“That was the solution we felt was best for longevity,” Samsung’s European Director of Mobile Portfolio & Commercial Strategy Mark Notton told Reuters.
Smartphone makers have been trying to innovate to persuade consumers to upgrade from devices which already meet most of their needs, in an effort to reverse falling sales.
And although more vendors will soon follow with their own takes on foldable displays, 2019 will not be the year they go mainstream, market analysts Canalys said. They will remain exclusively ultra-luxury devices with fewer than 2 million expected to be shipped worldwide this year, Canalys added.

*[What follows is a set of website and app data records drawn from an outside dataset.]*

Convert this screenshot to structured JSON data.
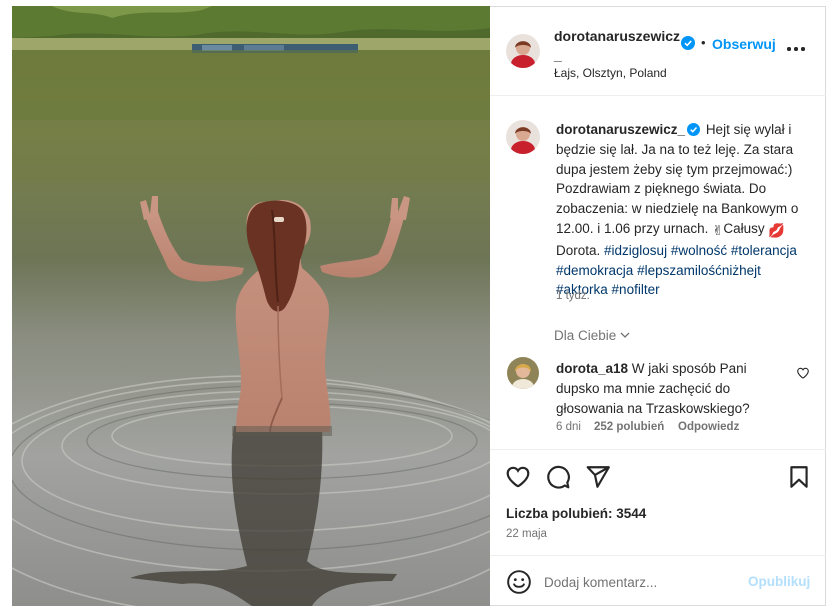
{
  "post": {
    "username": "dorotanaruszewicz",
    "username_suffix": "_",
    "follow_label": "Obserwuj",
    "separator": "•",
    "location": "Łajs, Olsztyn, Poland"
  },
  "caption": {
    "username": "dorotanaruszewicz_",
    "text_1": "Hejt się wylał i będzie się lał. Ja na to też leję. Za stara dupa jestem żeby się tym przejmować:) Pozdrawiam z pięknego świata. Do zobaczenia: w niedzielę na Bankowym o 12.00. i 1.06 przy urnach. ",
    "emoji_hand": "✌",
    "text_2": "Całusy ",
    "emoji_lips": "💋",
    "text_3": " Dorota. ",
    "hashtags": [
      "#idziglosuj",
      "#wolność",
      "#tolerancja",
      "#demokracja",
      "#lepszamilośćniżhejt",
      "#aktorka",
      "#nofilter"
    ],
    "time": "1 tydz."
  },
  "for_you": {
    "label": "Dla Ciebie"
  },
  "comment": {
    "username": "dorota_a18",
    "text": "W jaki sposób Pani dupsko ma mnie zachęcić do głosowania na Trzaskowskiego?",
    "age": "6 dni",
    "likes": "252 polubień",
    "reply": "Odpowiedz"
  },
  "actions": {
    "icons": [
      "heart-icon",
      "comment-icon",
      "share-icon",
      "bookmark-icon"
    ],
    "likes_text": "Liczba polubień: 3544",
    "date": "22 maja"
  },
  "add_comment": {
    "placeholder": "Dodaj komentarz...",
    "publish_label": "Opublikuj"
  },
  "colors": {
    "link_blue": "#0095f6",
    "hashtag": "#00376b",
    "muted": "#737373",
    "publish_disabled": "#b2dffc",
    "border": "#dbdbdb"
  }
}
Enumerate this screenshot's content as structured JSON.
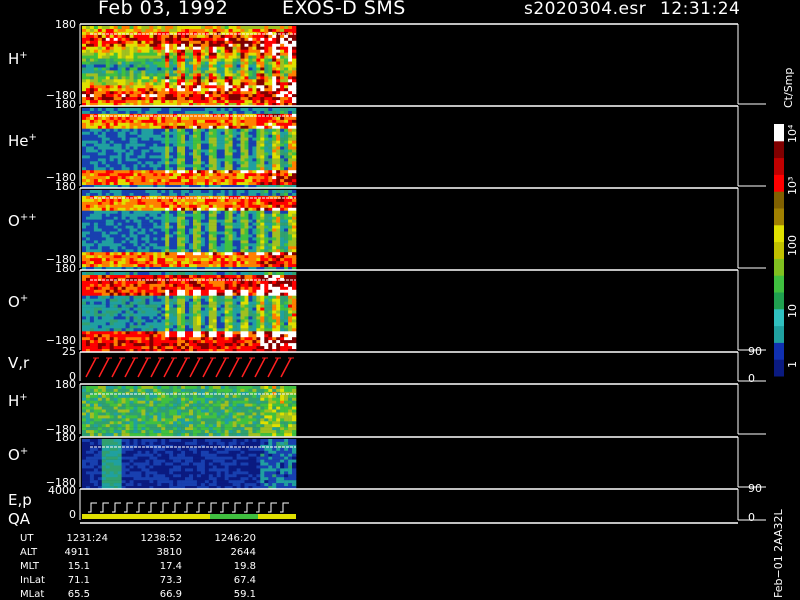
{
  "header": {
    "date": "Feb 03, 1992",
    "instrument": "EXOS-D SMS",
    "file": "s2020304.esr",
    "time": "12:31:24"
  },
  "colors": {
    "background": "#000000",
    "low": "#0a1a80",
    "mid": "#20a0a0",
    "green": "#40c040",
    "yellow": "#e0e000",
    "orange": "#ff8000",
    "red": "#ff0000",
    "darkred": "#800000",
    "white": "#ffffff"
  },
  "panels": [
    {
      "label": "H",
      "sup": "+",
      "ytop": "180",
      "ybot": "−180"
    },
    {
      "label": "He",
      "sup": "+",
      "ytop": "180",
      "ybot": "−180"
    },
    {
      "label": "O",
      "sup": "++",
      "ytop": "180",
      "ybot": "−180"
    },
    {
      "label": "O",
      "sup": "+",
      "ytop": "180",
      "ybot": "−180"
    },
    {
      "label": "V,r",
      "sup": "",
      "ytop": "25",
      "ybot": "0",
      "rtop": "90",
      "rbot": "0"
    },
    {
      "label": "H",
      "sup": "+",
      "ytop": "180",
      "ybot": "−180"
    },
    {
      "label": "O",
      "sup": "+",
      "ytop": "180",
      "ybot": "−180"
    },
    {
      "label": "E,p",
      "sub_label": "QA",
      "ytop": "4000",
      "ybot": "0",
      "rtop": "90",
      "rbot": "0"
    }
  ],
  "colorbar": {
    "unit": "Ct/Smp",
    "ticks": [
      "1",
      "10",
      "100",
      "10³",
      "10⁴"
    ]
  },
  "table": {
    "rows": [
      "UT",
      "ALT",
      "MLT",
      "InLat",
      "MLat"
    ],
    "columns": [
      [
        "1231:24",
        "4911",
        "15.1",
        "71.1",
        "65.5"
      ],
      [
        "1238:52",
        "3810",
        "17.4",
        "73.3",
        "66.9"
      ],
      [
        "1246:20",
        "2644",
        "19.8",
        "67.4",
        "59.1"
      ]
    ]
  },
  "footer_vertical": "Feb−01  2AA32L",
  "chart_data": {
    "type": "heatmap",
    "title": "Feb 03, 1992   EXOS-D SMS",
    "x_tick_labels": [
      "1231:24",
      "1238:52",
      "1246:20"
    ],
    "pitch_angle_range": [
      -180,
      180
    ],
    "colorbar_scale": "log",
    "colorbar_range": [
      1,
      10000
    ],
    "colorbar_unit": "Ct/Smp",
    "panels": [
      "H+",
      "He+",
      "O++",
      "O+",
      "V,r",
      "H+",
      "O+",
      "E,p"
    ]
  }
}
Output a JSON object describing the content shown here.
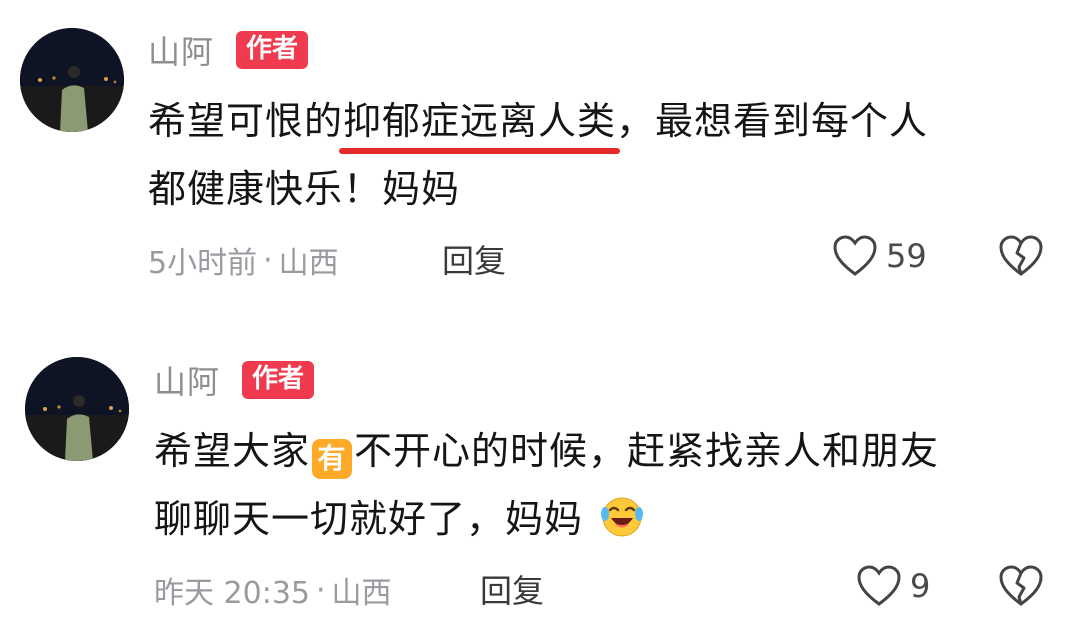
{
  "comments": [
    {
      "username": "山阿",
      "badge": "作者",
      "text_pre": "希望可恨的",
      "text_underlined": "抑郁症远离人类",
      "text_post": "，最想看到每个人",
      "text_line2": "都健康快乐！妈妈",
      "time": "5小时前",
      "separator": "·",
      "location": "山西",
      "reply_label": "回复",
      "like_count": "59"
    },
    {
      "username": "山阿",
      "badge": "作者",
      "text_pre": "希望大家",
      "sticker": "有",
      "text_post": "不开心的时候，赶紧找亲人和朋友",
      "text_line2": "聊聊天一切就好了，妈妈",
      "time": "昨天 20:35",
      "separator": "·",
      "location": "山西",
      "reply_label": "回复",
      "like_count": "9"
    }
  ],
  "icons": {
    "like": "heart-outline-icon",
    "dislike": "broken-heart-icon",
    "emoji": "laughing-crying-emoji"
  },
  "colors": {
    "badge": "#f03a4f",
    "underline": "#e52a2a",
    "sticker": "#ffa928"
  }
}
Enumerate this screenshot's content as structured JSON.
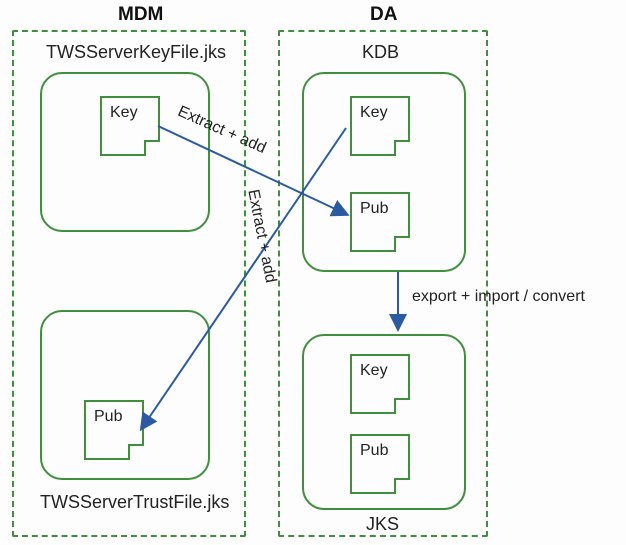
{
  "columns": {
    "left": {
      "title": "MDM"
    },
    "right": {
      "title": "DA"
    }
  },
  "stores": {
    "mdm_key": {
      "label": "TWSServerKeyFile.jks"
    },
    "mdm_trust": {
      "label": "TWSServerTrustFile.jks"
    },
    "da_kdb": {
      "label": "KDB"
    },
    "da_jks": {
      "label": "JKS"
    }
  },
  "docs": {
    "mdm_key_key": {
      "label": "Key"
    },
    "mdm_trust_pub": {
      "label": "Pub"
    },
    "da_kdb_key": {
      "label": "Key"
    },
    "da_kdb_pub": {
      "label": "Pub"
    },
    "da_jks_key": {
      "label": "Key"
    },
    "da_jks_pub": {
      "label": "Pub"
    }
  },
  "edges": {
    "mdm_to_kdb": {
      "label": "Extract + add"
    },
    "kdb_to_trust": {
      "label": "Extract + add"
    },
    "kdb_to_jks": {
      "label": "export + import / convert"
    }
  },
  "chart_data": {
    "type": "diagram",
    "nodes": [
      {
        "id": "MDM",
        "type": "system",
        "children": [
          "TWSServerKeyFile.jks",
          "TWSServerTrustFile.jks"
        ]
      },
      {
        "id": "DA",
        "type": "system",
        "children": [
          "KDB",
          "JKS"
        ]
      },
      {
        "id": "TWSServerKeyFile.jks",
        "type": "keystore",
        "parent": "MDM",
        "entries": [
          "Key"
        ]
      },
      {
        "id": "TWSServerTrustFile.jks",
        "type": "keystore",
        "parent": "MDM",
        "entries": [
          "Pub"
        ]
      },
      {
        "id": "KDB",
        "type": "keystore",
        "parent": "DA",
        "entries": [
          "Key",
          "Pub"
        ]
      },
      {
        "id": "JKS",
        "type": "keystore",
        "parent": "DA",
        "entries": [
          "Key",
          "Pub"
        ]
      }
    ],
    "edges": [
      {
        "from": "TWSServerKeyFile.jks:Key",
        "to": "KDB:Pub",
        "label": "Extract + add"
      },
      {
        "from": "KDB:Key",
        "to": "TWSServerTrustFile.jks:Pub",
        "label": "Extract + add"
      },
      {
        "from": "KDB",
        "to": "JKS",
        "label": "export + import / convert"
      }
    ]
  }
}
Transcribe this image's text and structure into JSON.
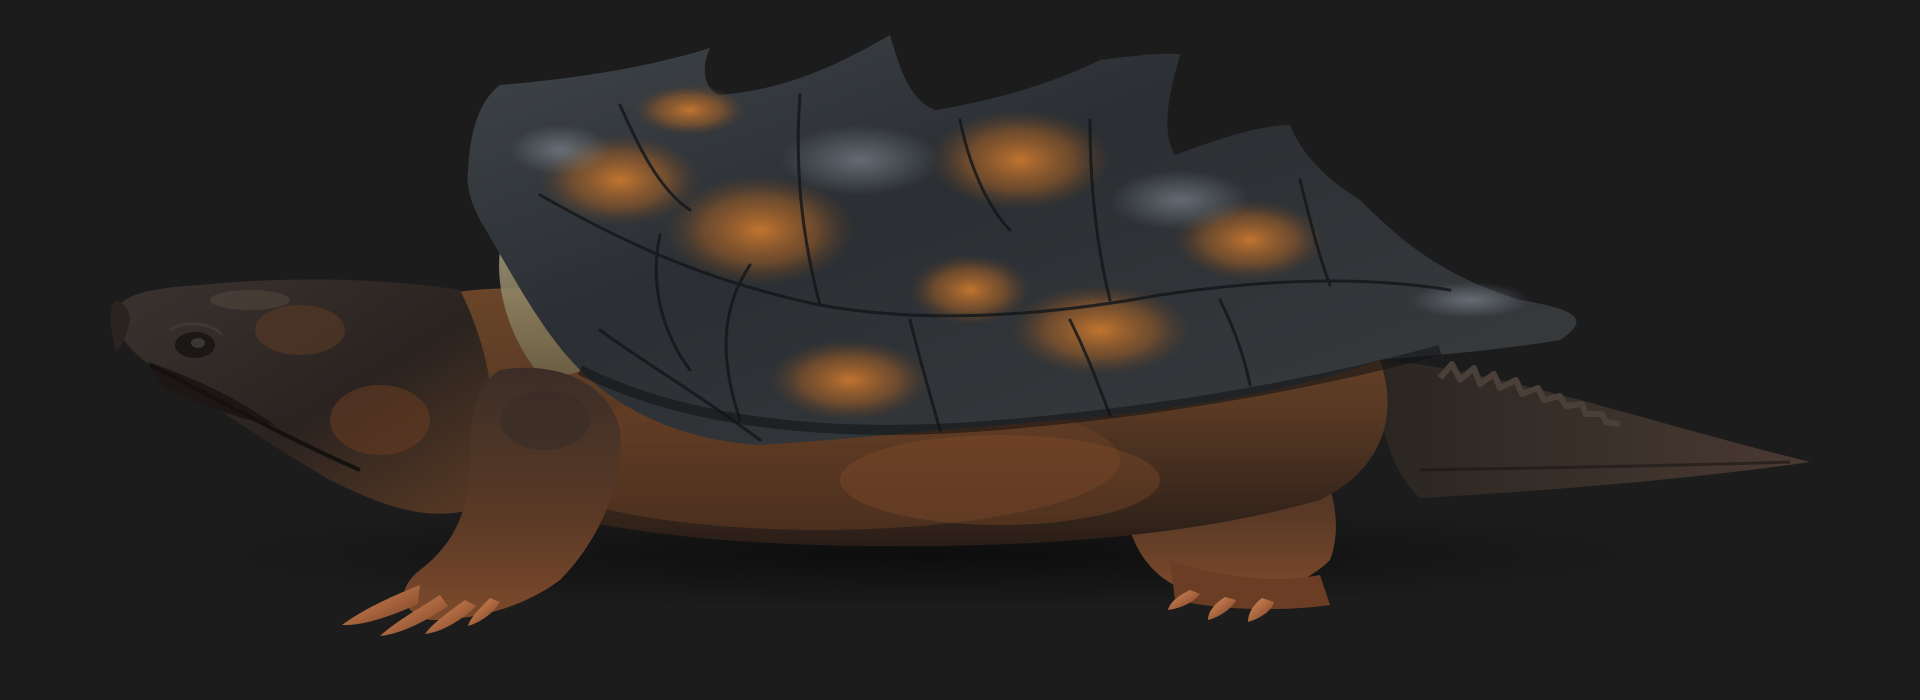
{
  "scene": {
    "subject": "alligator-snapping-turtle-3d-render",
    "background_color": "#1c1c1d",
    "palette": {
      "shell_dark": "#2b2f33",
      "shell_mid": "#4a4c4f",
      "shell_orange": "#b5692a",
      "skin_dark": "#2a2320",
      "skin_brown": "#5a3a24",
      "skin_rust": "#8a4f2a",
      "plastron_pale": "#8c8366",
      "claw": "#c97c4f"
    }
  }
}
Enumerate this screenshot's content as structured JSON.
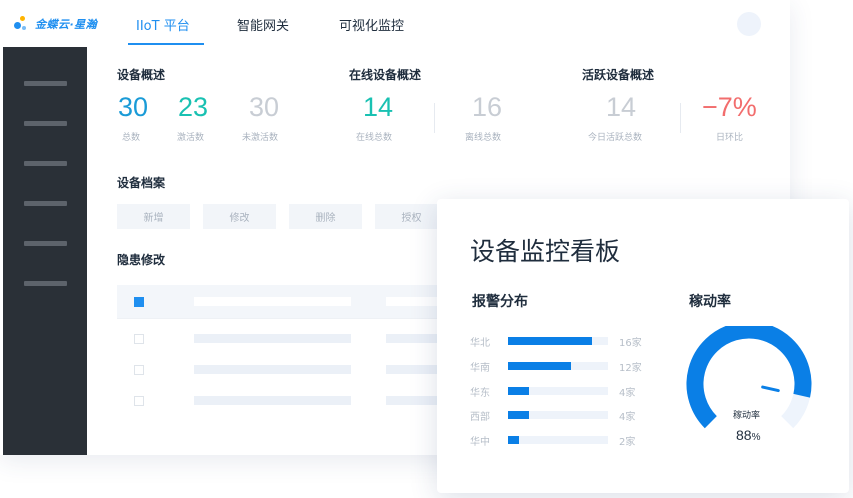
{
  "brand": {
    "name": "金蝶云·星瀚"
  },
  "nav": {
    "tabs": [
      {
        "label": "IIoT 平台",
        "active": true
      },
      {
        "label": "智能网关",
        "active": false
      },
      {
        "label": "可视化监控",
        "active": false
      }
    ]
  },
  "sidebar": {
    "item_count": 6
  },
  "overview": {
    "device": {
      "title": "设备概述",
      "stats": [
        {
          "value": "30",
          "label": "总数",
          "color": "#1a9bd7"
        },
        {
          "value": "23",
          "label": "激活数",
          "color": "#19c1b2"
        },
        {
          "value": "30",
          "label": "未激活数",
          "color": "#c8cdd4"
        }
      ]
    },
    "online": {
      "title": "在线设备概述",
      "stats": [
        {
          "value": "14",
          "label": "在线总数",
          "color": "#19c1b2"
        },
        {
          "value": "16",
          "label": "离线总数",
          "color": "#c8cdd4"
        }
      ]
    },
    "active": {
      "title": "活跃设备概述",
      "stats": [
        {
          "value": "14",
          "label": "今日活跃总数",
          "color": "#c8cdd4"
        },
        {
          "value": "−7%",
          "label": "日环比",
          "color": "#f26d6d"
        }
      ]
    }
  },
  "archive": {
    "title": "设备档案",
    "buttons": [
      "新增",
      "修改",
      "删除",
      "授权"
    ]
  },
  "hazard": {
    "title": "隐患修改"
  },
  "dashboard": {
    "title": "设备监控看板",
    "alarm": {
      "title": "报警分布",
      "rows": [
        {
          "region": "华北",
          "count": 16,
          "label": "16家"
        },
        {
          "region": "华南",
          "count": 12,
          "label": "12家"
        },
        {
          "region": "华东",
          "count": 4,
          "label": "4家"
        },
        {
          "region": "西部",
          "count": 4,
          "label": "4家"
        },
        {
          "region": "华中",
          "count": 2,
          "label": "2家"
        }
      ],
      "max": 19
    },
    "mobility": {
      "title": "稼动率",
      "gauge_label": "稼动率",
      "value": "88",
      "unit": "%",
      "fraction": 0.88,
      "colors": {
        "fill": "#0a7fe6",
        "track": "#eef4fc"
      }
    }
  }
}
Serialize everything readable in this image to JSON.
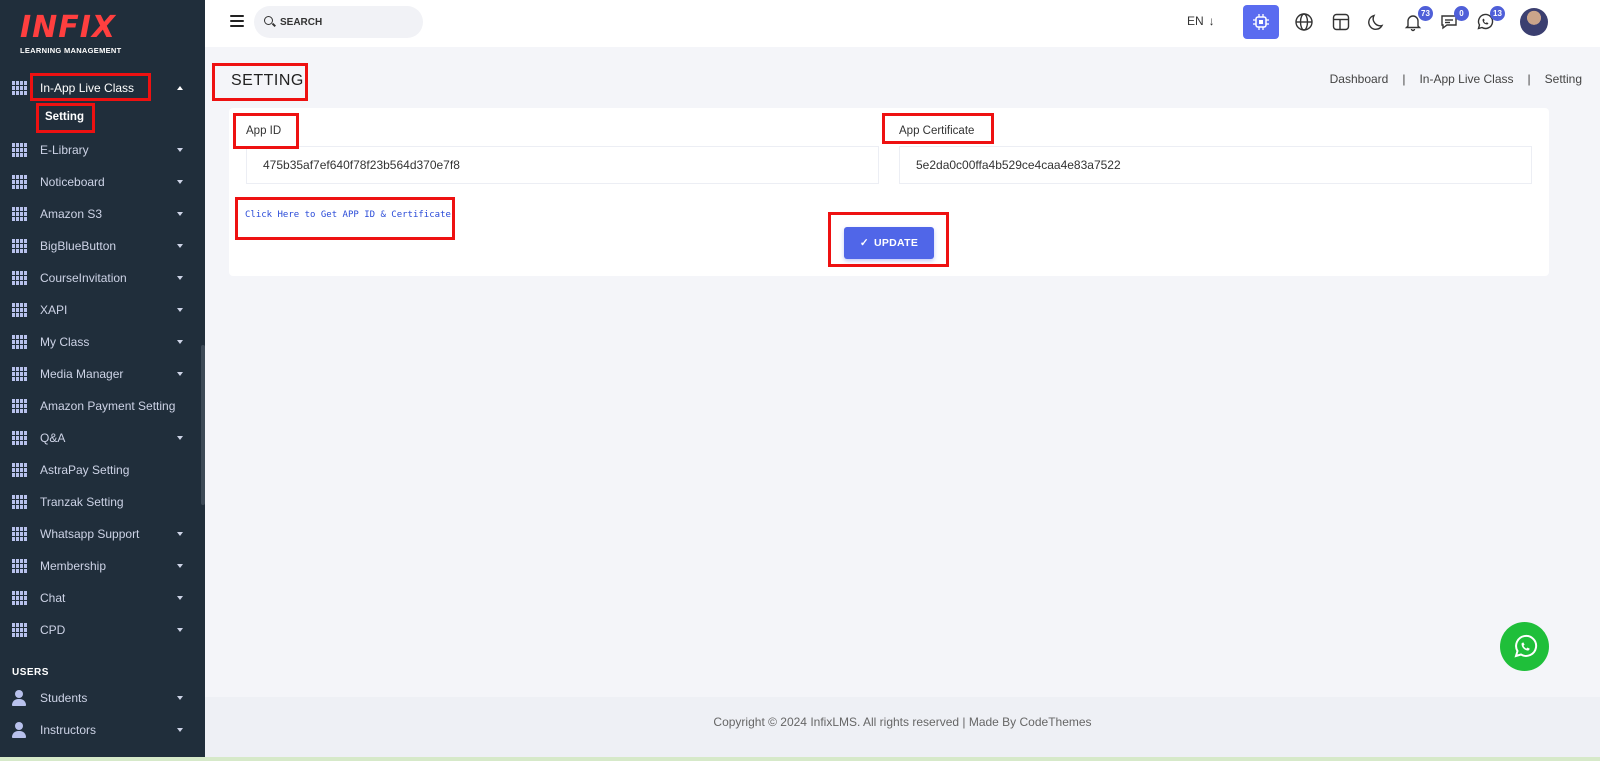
{
  "app": {
    "logo_text": "INFIX",
    "logo_subtitle": "LEARNING MANAGEMENT"
  },
  "sidebar": {
    "active_menu": {
      "label": "In-App Live Class",
      "sub_items": [
        "Setting"
      ]
    },
    "items": [
      {
        "label": "E-Library",
        "has_caret": true
      },
      {
        "label": "Noticeboard",
        "has_caret": true
      },
      {
        "label": "Amazon S3",
        "has_caret": true
      },
      {
        "label": "BigBlueButton",
        "has_caret": true
      },
      {
        "label": "CourseInvitation",
        "has_caret": true
      },
      {
        "label": "XAPI",
        "has_caret": true
      },
      {
        "label": "My Class",
        "has_caret": true
      },
      {
        "label": "Media Manager",
        "has_caret": true
      },
      {
        "label": "Amazon Payment Setting",
        "has_caret": false
      },
      {
        "label": "Q&A",
        "has_caret": true
      },
      {
        "label": "AstraPay Setting",
        "has_caret": false
      },
      {
        "label": "Tranzak Setting",
        "has_caret": false
      },
      {
        "label": "Whatsapp Support",
        "has_caret": true
      },
      {
        "label": "Membership",
        "has_caret": true
      },
      {
        "label": "Chat",
        "has_caret": true
      },
      {
        "label": "CPD",
        "has_caret": true
      }
    ],
    "users_heading": "USERS",
    "user_items": [
      {
        "label": "Students"
      },
      {
        "label": "Instructors"
      }
    ]
  },
  "topbar": {
    "search_placeholder": "SEARCH",
    "language": "EN",
    "language_arrow": "↓",
    "icons": [
      "cpu-icon",
      "globe-icon",
      "layout-icon",
      "moon-icon",
      "bell-icon",
      "message-icon",
      "whatsapp-icon"
    ],
    "badges": {
      "notifications": "73",
      "messages": "0",
      "whatsapp": "13"
    }
  },
  "page": {
    "title": "SETTING",
    "breadcrumb": [
      "Dashboard",
      "In-App Live Class",
      "Setting"
    ],
    "breadcrumb_separator": "|"
  },
  "form": {
    "app_id_label": "App ID",
    "app_id_value": "475b35af7ef640f78f23b564d370e7f8",
    "app_certificate_label": "App Certificate",
    "app_certificate_value": "5e2da0c00ffa4b529ce4caa4e83a7522",
    "get_link_text": "Click Here to Get APP ID & Certificate",
    "update_label": "UPDATE",
    "update_check": "✓"
  },
  "footer": {
    "copyright": "Copyright © 2024 InfixLMS. All rights reserved | Made By CodeThemes"
  },
  "colors": {
    "sidebar_bg": "#202e3b",
    "accent": "#5066e8",
    "highlight": "#ee1111",
    "whatsapp": "#1fbf3a"
  }
}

The mobile market slipped 1.2 percent in 2018, research company Gartner says, although it expects growth of 1.6 percent in 2019, driven by replacement cycles in the largest and most saturated markets China, the United States and Western Europe.
GEARING UP FOR 5G
With 5G next generation mobile networks not becoming widely available until 2023 in the United States and China and 2026 in Europe, analysts say, the vast majority of customers will be buying the latest 4G devices like Samsung new Galaxy S10.
Nonetheless, manufacturers such as LG were keen to show they could squeeze 5G technology into 4G smartphone form, although most lacked launch or pricing information.
Chinese maker OnePlus had a 5G device running a video game using a 5G connection on show, but visitors were teased with only a glimpse of the phone’s screen in a display cabinet.
“For us, launching means commercial availability, it doesn’t mean PowerPoint,” OnePlus co-founder Carl Pei told Reuters.
“We are confident we are going to be one of the first with a commercially available smartphone in Europe,” he said, adding that this would be within the first half of 2019.
Xiaomi Corp, which ranked fifth in smartphone shipments in the last quarter according to IDC, did reveal pricing information along with its first 5G device.
“Xiaomi has fired the starting gun with a $599 price. That will bring tears to the eyes of many other mobile phone makers,” Wood said, adding that many sub-scale makers such as Sony, LG and others could find it tough to make any kind of margin on 5G.
Sony did not show a 5G device, relying instead on its ownership of a major Hollywood studio to release a new line of Xperia phones with a 21:9 display ratio optimised to watch movies and Netflix content.
Additional reporting by Douglas Busvine, Jack Stubbs and Isla Binnie; Editing by Alexander Smith